What does one do with a movie like Liquid Sky? I saw a crappy DVD version of it years ago, and was so baffled that I forced it on my Movie Night friends as part of a double-feature. Due to protests from my friends about the movie being unbearably awful, I was forced to turn it off after 10 minutes.
Revisiting the film again years later, restored in 4K glory, I have to admit it is a gorgeous, if still baffling account of an arty version of the Manhattan “punk” scene (aka New Wave, if you have half a brain), and one gorgeous, sullen diva’s relationship with an alien that pulls power from her sexual partners.
Beautifully androgynous Anne Carlisle plays Margaret, a sullen monotone model who frequents the drug-addled New Wave club scene and tends to hook up with all sorts of rapey people. Carlisle also plays Jimmy, a sullen, monotone model, who is a little bitch who calls Margaret “chicken” over and over to the leering catcalls of their glamorous social circle. Needless to say, when a dinner-plate-sized alien spacecraft lands on Margaret’s divey penthouse roof, she probably doesn’t mind that it taps into sexual energy to make all of the rapey douchebags (male and female) in her circle disappear as soon as they orgasm on/in/via her. (The only joy Margaret seems to get out of the whole thing is that her sexual partners disappear immediately into thin air.)
It is certainly a curious film that you will either watch with gritted teeth or baffled delight. Released in 1982, it was co-written and directed by a Russian (Slava Tsukerman) and starred mainly acting students (along with their own teacher, playing an older lover/early victim of Margaret). Apparently it was a cult hit for years, and became very hard to find on video, except as a pirated copy of a copy.

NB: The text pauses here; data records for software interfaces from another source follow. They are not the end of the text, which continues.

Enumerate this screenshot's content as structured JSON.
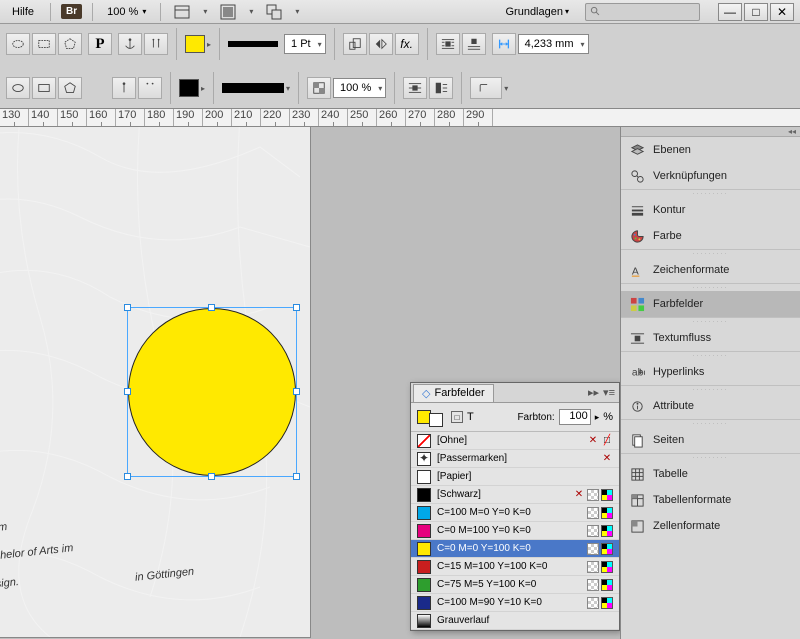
{
  "menubar": {
    "help": "Hilfe",
    "br": "Br",
    "zoom": "100 %",
    "workspace": "Grundlagen"
  },
  "toolbar": {
    "stroke_weight": "1 Pt",
    "opacity": "100 %",
    "distance": "4,233 mm"
  },
  "ruler_start": 130,
  "ruler_step": 10,
  "ruler_count": 17,
  "document_text": {
    "l1": "eig A-Plus am",
    "l2": "Grades Bachelor of Arts im",
    "l3": "on und Design.",
    "l4": "in Göttingen"
  },
  "farbfelder": {
    "title": "Farbfelder",
    "tint_label": "Farbton:",
    "tint_value": "100",
    "tint_unit": "%",
    "swatches": [
      {
        "name": "[Ohne]",
        "chip": "none",
        "locked": true,
        "nodel": true
      },
      {
        "name": "[Passermarken]",
        "chip": "reg",
        "locked": true,
        "cmyk": false
      },
      {
        "name": "[Papier]",
        "color": "#ffffff"
      },
      {
        "name": "[Schwarz]",
        "color": "#000000",
        "locked": true,
        "cmyk": true
      },
      {
        "name": "C=100 M=0 Y=0 K=0",
        "color": "#00a8e8",
        "cmyk": true
      },
      {
        "name": "C=0 M=100 Y=0 K=0",
        "color": "#e6007e",
        "cmyk": true
      },
      {
        "name": "C=0 M=0 Y=100 K=0",
        "color": "#ffe900",
        "cmyk": true,
        "selected": true
      },
      {
        "name": "C=15 M=100 Y=100 K=0",
        "color": "#c81e1e",
        "cmyk": true
      },
      {
        "name": "C=75 M=5 Y=100 K=0",
        "color": "#2e9e2e",
        "cmyk": true
      },
      {
        "name": "C=100 M=90 Y=10 K=0",
        "color": "#1a2a8a",
        "cmyk": true
      },
      {
        "name": "Grauverlauf",
        "chip": "gradient"
      }
    ]
  },
  "dock": [
    {
      "label": "Ebenen",
      "icon": "layers"
    },
    {
      "label": "Verknüpfungen",
      "icon": "links"
    },
    {
      "sep": true
    },
    {
      "label": "Kontur",
      "icon": "stroke"
    },
    {
      "label": "Farbe",
      "icon": "color"
    },
    {
      "sep": true
    },
    {
      "label": "Zeichenformate",
      "icon": "charstyle"
    },
    {
      "sep": true
    },
    {
      "label": "Farbfelder",
      "icon": "swatches",
      "active": true
    },
    {
      "sep": true
    },
    {
      "label": "Textumfluss",
      "icon": "wrap"
    },
    {
      "sep": true
    },
    {
      "label": "Hyperlinks",
      "icon": "hyperlinks"
    },
    {
      "sep": true
    },
    {
      "label": "Attribute",
      "icon": "attr"
    },
    {
      "sep": true
    },
    {
      "label": "Seiten",
      "icon": "pages"
    },
    {
      "sep": true
    },
    {
      "label": "Tabelle",
      "icon": "table"
    },
    {
      "label": "Tabellenformate",
      "icon": "tablefmt"
    },
    {
      "label": "Zellenformate",
      "icon": "cellfmt"
    }
  ]
}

Fans of this film will certainly be delighted with this restored release. (My middle of the road rating is merely for my still kinda-cringey response to the film itself.) The extras on the Blu-ray seems to track down just about everyone involved to have their say about the film, from Carlisle (who co-wrote the screenplay) to Tsukerman (who has feature commentary) to many of the cast members and crew. There is a full live Q&A session from a screening at the Alamo Drafthouse, as well as an almost hour-long feature “Liquid Sky Revisited” about the making of the film. Perhaps the most out-of-nowhere interesting “where are they now?” cast revelation is about the untimely passing of Deborah Jacobs Welsh, who was a flight attendant on the doomed hijacked United Airlines Flight 93 that crashed on 9/11.